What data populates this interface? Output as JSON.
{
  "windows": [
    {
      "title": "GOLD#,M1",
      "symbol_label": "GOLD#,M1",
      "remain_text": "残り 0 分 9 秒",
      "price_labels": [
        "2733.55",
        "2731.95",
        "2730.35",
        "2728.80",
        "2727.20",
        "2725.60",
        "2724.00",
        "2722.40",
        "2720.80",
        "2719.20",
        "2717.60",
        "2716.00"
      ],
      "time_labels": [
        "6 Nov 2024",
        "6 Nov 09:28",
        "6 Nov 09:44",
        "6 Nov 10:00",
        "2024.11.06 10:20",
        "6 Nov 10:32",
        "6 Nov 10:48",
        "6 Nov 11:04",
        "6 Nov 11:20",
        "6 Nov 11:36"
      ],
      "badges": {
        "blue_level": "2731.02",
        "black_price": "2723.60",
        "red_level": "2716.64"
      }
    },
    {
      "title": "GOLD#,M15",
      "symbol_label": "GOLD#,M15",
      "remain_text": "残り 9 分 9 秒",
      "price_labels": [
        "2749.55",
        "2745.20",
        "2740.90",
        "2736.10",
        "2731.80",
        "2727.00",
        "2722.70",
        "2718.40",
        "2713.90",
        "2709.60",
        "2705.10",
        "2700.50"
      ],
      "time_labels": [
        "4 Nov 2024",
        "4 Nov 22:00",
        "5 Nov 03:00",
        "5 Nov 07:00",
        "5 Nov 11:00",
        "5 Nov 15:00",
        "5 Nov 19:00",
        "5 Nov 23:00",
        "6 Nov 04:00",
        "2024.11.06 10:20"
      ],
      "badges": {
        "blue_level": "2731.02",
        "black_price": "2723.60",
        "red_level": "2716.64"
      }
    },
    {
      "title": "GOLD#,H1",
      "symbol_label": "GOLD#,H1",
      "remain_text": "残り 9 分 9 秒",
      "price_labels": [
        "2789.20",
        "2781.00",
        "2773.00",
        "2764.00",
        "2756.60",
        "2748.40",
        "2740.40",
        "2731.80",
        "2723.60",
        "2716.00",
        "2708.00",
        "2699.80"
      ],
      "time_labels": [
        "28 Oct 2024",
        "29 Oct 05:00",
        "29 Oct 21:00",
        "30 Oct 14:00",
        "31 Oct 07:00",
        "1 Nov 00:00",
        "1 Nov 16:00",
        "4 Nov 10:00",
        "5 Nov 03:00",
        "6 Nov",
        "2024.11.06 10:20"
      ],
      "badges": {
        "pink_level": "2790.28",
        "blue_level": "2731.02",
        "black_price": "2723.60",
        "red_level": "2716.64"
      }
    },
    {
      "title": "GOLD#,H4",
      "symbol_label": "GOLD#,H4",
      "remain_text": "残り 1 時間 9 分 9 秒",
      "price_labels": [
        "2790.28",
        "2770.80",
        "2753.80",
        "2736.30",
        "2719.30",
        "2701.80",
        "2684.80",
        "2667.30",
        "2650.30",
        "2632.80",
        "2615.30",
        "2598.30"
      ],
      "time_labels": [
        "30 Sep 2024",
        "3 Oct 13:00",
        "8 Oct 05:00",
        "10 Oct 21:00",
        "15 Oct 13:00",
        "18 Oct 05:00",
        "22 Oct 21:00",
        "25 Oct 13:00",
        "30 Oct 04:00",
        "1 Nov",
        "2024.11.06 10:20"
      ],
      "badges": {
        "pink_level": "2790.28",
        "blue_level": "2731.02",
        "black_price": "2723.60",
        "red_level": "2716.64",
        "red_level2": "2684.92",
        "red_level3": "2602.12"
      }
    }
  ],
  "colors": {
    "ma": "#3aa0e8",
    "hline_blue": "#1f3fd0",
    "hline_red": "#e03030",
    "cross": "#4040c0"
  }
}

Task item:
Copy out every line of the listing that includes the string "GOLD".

Answer to this exercise:
      "title": "GOLD#,M1",
      "symbol_label": "GOLD#,M1",
      "title": "GOLD#,M15",
      "symbol_label": "GOLD#,M15",
      "title": "GOLD#,H1",
      "symbol_label": "GOLD#,H1",
      "title": "GOLD#,H4",
      "symbol_label": "GOLD#,H4",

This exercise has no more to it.